- [Task requirements]
Everything in the listing below must be set down again exactly.

- [Source information]
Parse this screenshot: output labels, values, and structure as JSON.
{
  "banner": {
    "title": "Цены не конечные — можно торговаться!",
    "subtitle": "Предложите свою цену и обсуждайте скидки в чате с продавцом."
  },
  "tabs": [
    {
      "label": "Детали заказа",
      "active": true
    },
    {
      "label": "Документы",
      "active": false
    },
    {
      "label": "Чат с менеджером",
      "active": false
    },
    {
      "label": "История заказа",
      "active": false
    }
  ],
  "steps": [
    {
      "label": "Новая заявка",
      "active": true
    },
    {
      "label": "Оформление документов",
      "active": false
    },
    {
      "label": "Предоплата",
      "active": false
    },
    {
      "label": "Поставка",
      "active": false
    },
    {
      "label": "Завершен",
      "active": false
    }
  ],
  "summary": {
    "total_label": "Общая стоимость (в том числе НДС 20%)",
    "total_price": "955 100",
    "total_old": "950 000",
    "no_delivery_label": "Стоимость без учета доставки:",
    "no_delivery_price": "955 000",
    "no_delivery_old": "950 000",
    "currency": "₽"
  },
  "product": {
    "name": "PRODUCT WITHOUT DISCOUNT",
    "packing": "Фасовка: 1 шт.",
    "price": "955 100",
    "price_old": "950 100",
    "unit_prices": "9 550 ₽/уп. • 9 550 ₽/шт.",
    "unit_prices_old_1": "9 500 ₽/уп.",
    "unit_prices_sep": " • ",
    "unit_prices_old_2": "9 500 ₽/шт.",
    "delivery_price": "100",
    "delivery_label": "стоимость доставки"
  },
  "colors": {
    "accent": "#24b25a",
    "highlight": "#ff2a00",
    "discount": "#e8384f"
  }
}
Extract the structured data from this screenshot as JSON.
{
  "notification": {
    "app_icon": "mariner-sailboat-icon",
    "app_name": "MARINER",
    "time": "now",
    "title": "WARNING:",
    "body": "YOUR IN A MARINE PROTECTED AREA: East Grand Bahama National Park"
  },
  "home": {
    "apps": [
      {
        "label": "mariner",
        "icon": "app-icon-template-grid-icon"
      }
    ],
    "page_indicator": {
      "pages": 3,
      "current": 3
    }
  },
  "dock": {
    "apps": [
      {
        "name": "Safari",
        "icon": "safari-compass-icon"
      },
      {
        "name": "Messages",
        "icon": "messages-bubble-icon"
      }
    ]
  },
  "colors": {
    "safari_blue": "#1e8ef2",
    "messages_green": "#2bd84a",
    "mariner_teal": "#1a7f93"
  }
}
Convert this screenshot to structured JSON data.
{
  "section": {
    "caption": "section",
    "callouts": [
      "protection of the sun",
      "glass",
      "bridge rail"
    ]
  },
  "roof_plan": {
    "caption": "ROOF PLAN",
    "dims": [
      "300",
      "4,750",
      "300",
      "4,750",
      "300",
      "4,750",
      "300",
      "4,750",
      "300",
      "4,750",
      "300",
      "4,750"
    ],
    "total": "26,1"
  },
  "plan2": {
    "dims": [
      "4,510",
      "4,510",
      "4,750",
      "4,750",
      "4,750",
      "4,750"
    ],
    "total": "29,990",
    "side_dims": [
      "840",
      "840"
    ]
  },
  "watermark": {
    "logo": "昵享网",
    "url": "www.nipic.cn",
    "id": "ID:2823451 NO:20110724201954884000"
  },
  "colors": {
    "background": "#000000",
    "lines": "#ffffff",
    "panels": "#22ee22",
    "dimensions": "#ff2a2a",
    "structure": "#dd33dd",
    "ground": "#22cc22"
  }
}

- [Expected output]
Parse this screenshot: output labels, values, and structure as JSON.
{
  "banner": {
    "title": "Цены не конечные — можно торговаться!",
    "subtitle": "Предложите свою цену и обсуждайте скидки в чате с продавцом."
  },
  "tabs": [
    {
      "label": "Детали заказа",
      "active": true
    },
    {
      "label": "Документы",
      "active": false
    },
    {
      "label": "Чат с менеджером",
      "active": false
    },
    {
      "label": "История заказа",
      "active": false
    }
  ],
  "steps": [
    {
      "label": "Новая заявка",
      "active": true
    },
    {
      "label": "Оформление документов",
      "active": false
    },
    {
      "label": "Предоплата",
      "active": false
    },
    {
      "label": "Поставка",
      "active": false
    },
    {
      "label": "Завершен",
      "active": false
    }
  ],
  "summary": {
    "total_label": "Общая стоимость (в том числе НДС 20%)",
    "total_price": "955 100",
    "total_old": "950 000",
    "no_delivery_label": "Стоимость без учета доставки:",
    "no_delivery_price": "955 000",
    "no_delivery_old": "950 000",
    "currency": "₽"
  },
  "product": {
    "name": "PRODUCT WITHOUT DISCOUNT",
    "packing": "Фасовка: 1 шт.",
    "price": "955 100",
    "price_old": "950 100",
    "unit_prices": "9 550 ₽/уп. • 9 550 ₽/шт.",
    "unit_prices_old_1": "9 500 ₽/уп.",
    "unit_prices_sep": " • ",
    "unit_prices_old_2": "9 500 ₽/шт.",
    "delivery_price": "100",
    "delivery_label": "стоимость доставки"
  },
  "colors": {
    "accent": "#24b25a",
    "highlight": "#ff2a00",
    "discount": "#e8384f"
  }
}
Extract the structured data from this screenshot as JSON.
{
  "notification": {
    "app_icon": "mariner-sailboat-icon",
    "app_name": "MARINER",
    "time": "now",
    "title": "WARNING:",
    "body": "YOUR IN A MARINE PROTECTED AREA: East Grand Bahama National Park"
  },
  "home": {
    "apps": [
      {
        "label": "mariner",
        "icon": "app-icon-template-grid-icon"
      }
    ],
    "page_indicator": {
      "pages": 3,
      "current": 3
    }
  },
  "dock": {
    "apps": [
      {
        "name": "Safari",
        "icon": "safari-compass-icon"
      },
      {
        "name": "Messages",
        "icon": "messages-bubble-icon"
      }
    ]
  },
  "colors": {
    "safari_blue": "#1e8ef2",
    "messages_green": "#2bd84a",
    "mariner_teal": "#1a7f93"
  }
}
Convert this screenshot to structured JSON data.
{
  "section": {
    "caption": "section",
    "callouts": [
      "protection of the sun",
      "glass",
      "bridge rail"
    ]
  },
  "roof_plan": {
    "caption": "ROOF PLAN",
    "dims": [
      "300",
      "4,750",
      "300",
      "4,750",
      "300",
      "4,750",
      "300",
      "4,750",
      "300",
      "4,750",
      "300",
      "4,750"
    ],
    "total": "26,1"
  },
  "plan2": {
    "dims": [
      "4,510",
      "4,510",
      "4,750",
      "4,750",
      "4,750",
      "4,750"
    ],
    "total": "29,990",
    "side_dims": [
      "840",
      "840"
    ]
  },
  "watermark": {
    "logo": "昵享网",
    "url": "www.nipic.cn",
    "id": "ID:2823451 NO:20110724201954884000"
  },
  "colors": {
    "background": "#000000",
    "lines": "#ffffff",
    "panels": "#22ee22",
    "dimensions": "#ff2a2a",
    "structure": "#dd33dd",
    "ground": "#22cc22"
  }
}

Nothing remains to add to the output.